In 1971, I saw and listened to Mass - I was living in Washington DC at the time - and I jealously kept the album with two LP records released by Columbia for the occasion with Bernstein conducting and a then very young Alan Titus in the role of the celebrant. Since that time, another half dozen records have been released and Mass, although not well received at the first performance, has been seen and listened to all over the world.
The work begins with a bird-like flute solo that flashes around the hall to signify the Holy Spirit. Its final note is taken up by a solo boy of the choir. At the beginning all the artists are in harmony and in agreement. During the Mass, however, the street chorus begins to express doubts and suspicions about the need for God in their lives and about the role of the Mass. The street choir sings with Latin lyrics until they catch a line that turns into a complaint or a selfish boast; that is, Latin: dona nobis pacem (peace be with you) in street choir language: 'Give us peace now and peace to hold on to'. In this way, Bernstein intertwines and contrasts social commentary and prayer. The bitterness and anger of the street chorus continues to grow and make each of the subsequent meditations more bitter.

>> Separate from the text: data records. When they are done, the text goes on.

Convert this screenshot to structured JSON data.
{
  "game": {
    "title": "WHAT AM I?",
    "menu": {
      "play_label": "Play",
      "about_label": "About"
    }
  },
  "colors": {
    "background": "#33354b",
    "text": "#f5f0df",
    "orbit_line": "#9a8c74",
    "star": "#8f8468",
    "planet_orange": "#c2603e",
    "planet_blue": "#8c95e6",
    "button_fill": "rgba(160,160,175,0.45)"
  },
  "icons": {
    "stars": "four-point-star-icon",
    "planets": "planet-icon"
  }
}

At the emotional climax of the work, the growing cacophony of the chorus complaints finally interrupts the elevation of the bread and wine. The celebrant, furious, throws the sacred bread, contained in an ornate cross, and the chalice of wine, smashing them on the floor. The other cast members collapse to the ground as dead as the celebrant sings a solo.
This solo blends the unbelief of the chorus with its crisis of faith. He feels exhausted and wonders where the strength of his original faith has gone. At the end of his singing, he too collapses. A flute solo similar to a bird - the Holy Spirit - flashes here and there from several loudspeakers, to 'rest' on a single clear note. An altar boy, who was absent during the conflict, then sings a hymn of praise to God: 'Sing to God a simple song'.
This restores the faith of the three choruses, who join the altar boy, one by one, in his hymn of praise. They say to the celebrant 'Pax tecum' (Peace be with you) and end with a hymn asking for God's blessing. The last words of the opera are: 'The Mass is ended; go in peace'. All sorts of human conditions are shown: greed, lust, pride, insecurity, etc. It shows how little our humanity has changed and, therefore, how necessary the relationship with God still is.
The plot is simple, and the libretto (by Bernstein himself) largely follows the canon of the Catholic Mass. In 1971, it caused a sensation as various genres (from melody to jazz) merged into the score. Moreover, the call for peace seemed provocative precisely at the inauguration of the Kennedy Center because, at that time, the Vietnam War raged.
I come to the Roman production. The direction by Damiano Michieletto - assisted, as always, by Paolo Fantin for the sets, Carla Teti for the costumes, Alessandro Carletti for the lighting and Filippo Rossi for the videos - was measured. The three choruses, prepared by Roberto Gabbiani, were excellent. The corps de ballet and the choreography by Sasha Riva and Simone Repele were very effective. Among the voices, that of Markus Werba, in the role of the celebrant, was spectacular.
One last note. The theatre at the Baths of Caracalla welcomes 4,000 spectators. In spite of an unusual programme choice, on the opening night (1 July) there were 2,000 spectators. On 3 July 2022, when I saw the performance, the upper tiers had been closed and there was an audience of 1,500. The two hours of the show were followed by almost fifteen minutes of applause - a clear indication that the public and its tastes are changing.
Copyright © 5 July 2022